Any person operating a bicycle upon a roadway at a speed less than the normal speed of traffic moving in the same direction at that time shall ride as close as practicable to the right-hand curb or edge of the roadway except under any of the following situations:
1. When overtaking and passing another bicycle or vehicle proceeding in the same direction.
2. When preparing for a left turn at an intersection or into a private road or driveway.
3. When reasonably necessary to avoid conditions (including, but not limited to, fixed or moving objects, vehicles, bicycles, pedestrians, animals, surface hazards, or substandard width lanes) that make it unsafe to continue along the right-hand curb or edge, subject to the provisions of Section 21656. For purposes of this section, a "substandard width lane" is a lane that is too narrow for a bicycle and a vehicle to travel safely side by side within the lane.
4. When approaching a place where a right turn is authorized.
As detailed above, in passing the slowed Honda Fit along 2nd Street I was within the limits of CVC Section 21202 (a) (1). As I was also moving to the left to avoid a vehicle that made it “unsafe to continue along the right-hand curb or edge” of 2nd Street, I was also within the limits of CVC Section 21202 (a) (3). While the California Vehicle Code does not make any explicit measurements associated with its definition of a "substandard width lane", I would like to highlight Index 301.1 – Traveled Way Width of the California Department of Transportation’s Highway Design Manual:
The basic lane width for new construction on two-lane and multilane highways, ramps, collector roads, and other appurtenant roadways shall be 12 feet.
While the width of the lane where I passed the Honda Fit – at 9’6” wide – undoubtedly falls within the definition of a "substandard width lane" as defined by the California Vehicle Code – a lane that is too narrow for a bicycle and a vehicle to travel safely side by side within the lane – I would also like to highlight the fact that the lane is 2’6” narrower than the minimum lane width mandated for new road construction by the California Department of Transportation.
Unlike CVC 21202 (a), CVC 21460 (a) – the code I was charged with breaking – does not allow for any exceptions based on roadblocks, exceptionally slow moving traffic, or avoidance of an impending accident. Without explicit exceptions akin to those provided as part of CVC 21202 it is reasonable to assume that avoidance of an accident or a maneuver to ensure a driver’s safety – as was the case in my situation – should be permitted as an exception to CVC 21460 (a). The absence of an express exception to 21460 (a) covering evasive maneuvers undoubtedly implies exception for personal safety or emergencies.

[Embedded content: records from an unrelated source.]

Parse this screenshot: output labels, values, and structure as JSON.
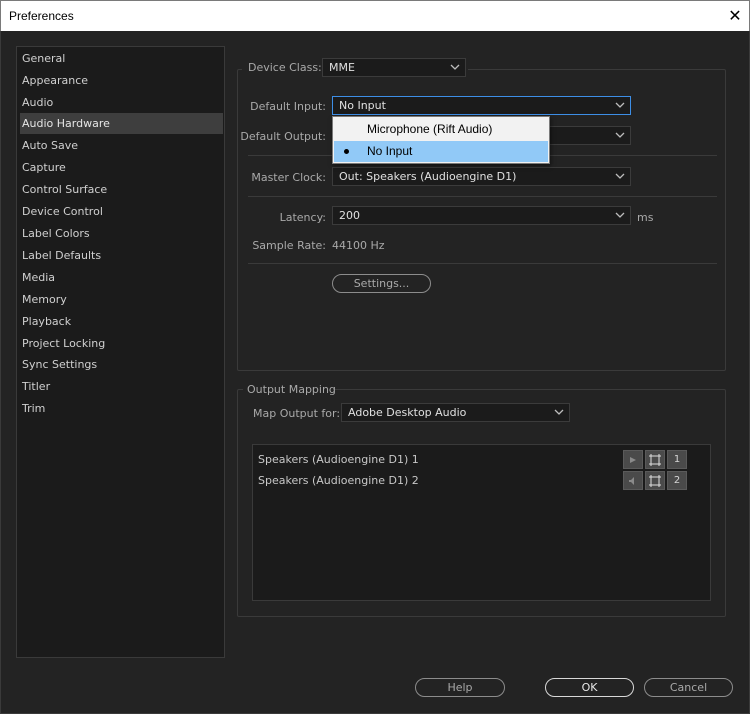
{
  "window": {
    "title": "Preferences",
    "close_glyph": "✕"
  },
  "sidebar": {
    "items": [
      {
        "label": "General"
      },
      {
        "label": "Appearance"
      },
      {
        "label": "Audio"
      },
      {
        "label": "Audio Hardware",
        "selected": true
      },
      {
        "label": "Auto Save"
      },
      {
        "label": "Capture"
      },
      {
        "label": "Control Surface"
      },
      {
        "label": "Device Control"
      },
      {
        "label": "Label Colors"
      },
      {
        "label": "Label Defaults"
      },
      {
        "label": "Media"
      },
      {
        "label": "Memory"
      },
      {
        "label": "Playback"
      },
      {
        "label": "Project Locking"
      },
      {
        "label": "Sync Settings"
      },
      {
        "label": "Titler"
      },
      {
        "label": "Trim"
      }
    ]
  },
  "audio_hardware": {
    "device_class": {
      "label": "Device Class:",
      "value": "MME"
    },
    "default_input": {
      "label": "Default Input:",
      "value": "No Input"
    },
    "default_output": {
      "label": "Default Output:",
      "value": ""
    },
    "master_clock": {
      "label": "Master Clock:",
      "value": "Out: Speakers (Audioengine D1)"
    },
    "latency": {
      "label": "Latency:",
      "value": "200",
      "unit": "ms"
    },
    "sample_rate": {
      "label": "Sample Rate:",
      "value": "44100 Hz"
    },
    "settings_button": "Settings..."
  },
  "input_dropdown_popup": {
    "options": [
      {
        "label": "Microphone (Rift Audio)",
        "selected": false
      },
      {
        "label": "No Input",
        "selected": true
      }
    ]
  },
  "output_mapping": {
    "group_title": "Output Mapping",
    "map_output_for": {
      "label": "Map Output for:",
      "value": "Adobe Desktop Audio"
    },
    "channels": [
      {
        "name": "Speakers (Audioengine D1) 1",
        "number": "1",
        "icons": [
          "play-icon",
          "frame-icon"
        ]
      },
      {
        "name": "Speakers (Audioengine D1) 2",
        "number": "2",
        "icons": [
          "speaker-icon",
          "frame-icon"
        ]
      }
    ]
  },
  "footer": {
    "help": "Help",
    "ok": "OK",
    "cancel": "Cancel"
  },
  "colors": {
    "background": "#232323",
    "panel": "#1b1b1b",
    "accent": "#3d8ee6",
    "highlight": "#91c9f7"
  }
}
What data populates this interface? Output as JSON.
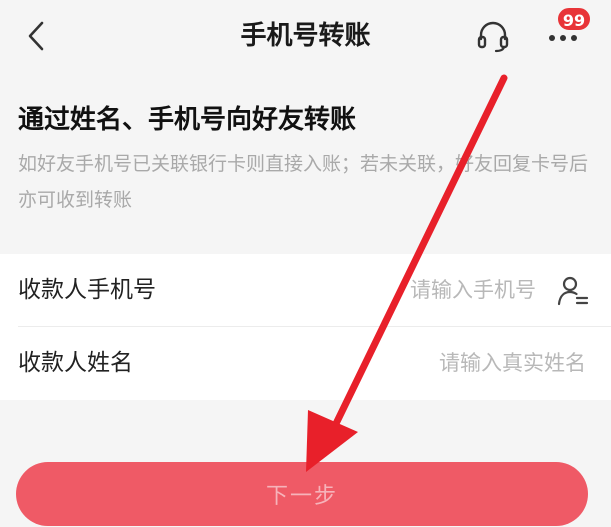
{
  "header": {
    "title": "手机号转账",
    "back_icon": "chevron-left-icon",
    "service_icon": "headset-icon",
    "more_icon": "more-dots-icon",
    "badge_count": "99"
  },
  "intro": {
    "title": "通过姓名、手机号向好友转账",
    "description": "如好友手机号已关联银行卡则直接入账；若未关联，好友回复卡号后亦可收到转账"
  },
  "form": {
    "phone": {
      "label": "收款人手机号",
      "placeholder": "请输入手机号",
      "value": ""
    },
    "name": {
      "label": "收款人姓名",
      "placeholder": "请输入真实姓名",
      "value": ""
    }
  },
  "next_button": {
    "label": "下一步"
  },
  "colors": {
    "accent": "#ef5a66",
    "badge": "#e83438",
    "annotation_arrow": "#e8202a"
  }
}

Taking into consideration the situation surrounding the incident: the Honda Fit was moving at a slower-than-walking pace; the City of Sausalito’s explicit prohibition of riding bicycles on sidewalks in central Sausalito; the substandard width lane where the infraction occurred; Sergeant Fraass’ inability to view the erratic behavior of the Honda Fit’s driver along South Street; my maneuver across the double lines to avoid an accident and ensure my safe passage along the roadway; and the allowances made by items (1) and (3) of CVC Section 21202 (a) I trust that the court will realize the way in which I passed the Honda Fit was the only safe option available to me at the time of the incident irrespective of the explicit rules outlined by CVC 21460 (a).
I declare under penalty of perjury that this statement is true and correct.
Defendant in Pro Per
Map detailing location of infraction and events referenced in main declaration.